After serving Cedar Rapids as a State Representative and a State Senator for 13 years, Senator Rob Hogg now sets his sights on the U.S. Senate seat up in 2016.
“We badly need Congress to work again,” he explained as his motivation to run. “For our state, our people, our country, and our future.”
Hogg, who credits his time working within state government as an important learning experience, is interested in securing results from the federal legislature.
“Congress [has turned] into a debating society,” he says. “Sometimes the news media will give lots of ink to an investigation or a hearing, and those are all functions of a legislative body at some level, but when that’s all they’re doing, that’s not what Congress is about.”
Frustrated with tax payer dollars funding seven investigations in their most recent session, Hogg would set his sights on passing budgets and key legislation, a skill set his time in the Iowa Senate has surely sharpened.
“Passing laws that make life better for people, that meet government’s obligation for safety, health, and the environment, having fair rules of the road, that’s what Congress should be doing,” Hogg argues.
Senator Hogg will be challenging 34-year incumbent, Chuck Grassley who has been serving Iowa since 1981.
“Senator Grassley is a senior Republican law maker; he is responsible for Congress getting stuff done – and we haven’t seen the results,” Hogg says.
Additionally, Senator Grassley’s conservative leanings had been balanced out by his Democratic counterpart, former Senator Tom Harkin. Hogg credits Iowans with wanting balance in their government, and the entirely Republican representation created by the midterm election of Joni Ernst has upset that balance. For Hogg, the lack of more elected Democrats in Iowa is not something Iowans will easily overlook.
Ultimately, he believe his fresh perspective and positive vision for Iowa will be what sets him apart.

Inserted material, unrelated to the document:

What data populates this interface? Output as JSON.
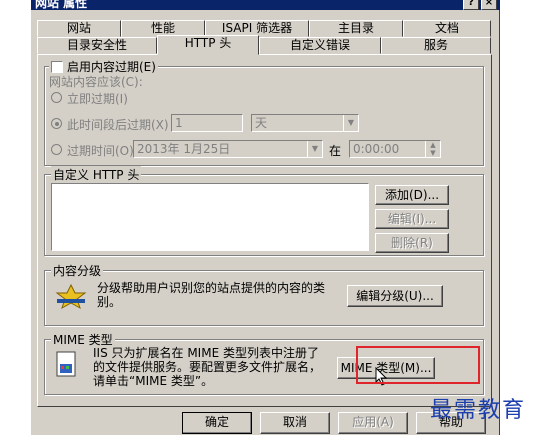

“Serving in Congress is not a lifetime achievement award,” Hogg says. “It is a decision by the voters on who would do the best job for our state.”
Hogg is also propelled by one of his main policy priorities: addressing climate change. His plan includes tangible solutions that congress has supported in the past, such as renewing the wind energy tax credit, which expired in December of 2014, and renewing the solar energy tax credit, which is set to expire in December of 2016.
“Both credits are powerful incentives that have spurred rapid growth of these technologies,” he explains. “[They] reward clean, home-grown, renewable electricity that can never be depleted and never be outsourced.”
Beyond that, Hogg’s plan includes focusing on transportation solutions like fuel efficient and electric cars, walk-able and bike-able communities, and increasing the carbon content of soil through agricultural solutions.
“These solutions work. They create jobs, grow businesses, help farmers, help consumers, and improve our health,” Hogg says.
Despite the competitive campaigning that lies ahead, Hogg is excited to meet new people and see new places all over Iowa.
“There is hidden gem after hidden gem,” he says of the campaign trail. “Iowans need to start celebrating and relishing the great things we have in this state.”
Some of his favorite Iowa secrets include Snake Alley in Burlington, the world’s curviest street; Storm Lake, in Buena Vista County, with a variety of kayaking, canoeing, and hiking trails; and Spencer, home of the world’s largest county fair – the Clay County Fair held each September. Hogg has traveled to 45 counties since the formation of his exploratory committee in July. He plans to travel to all 99 counties, with his family at his side, in the coming months.
“My family has deep roots in this state and I care deeply about this state,” he explained, “My entire campaign will be a big, Iowa stay-cation.”
Senator Hogg will be traveling to Wright, Madison, Carroll and Grundy County on his way to the Iowa Democratic Party’s Jefferson-Jackson Day Dinner on October 24th. Before getting the chance to square off with Grassley, he first faces a Democratic primary against Tom Fiegen and Bob Krause.
by Brayton Deprey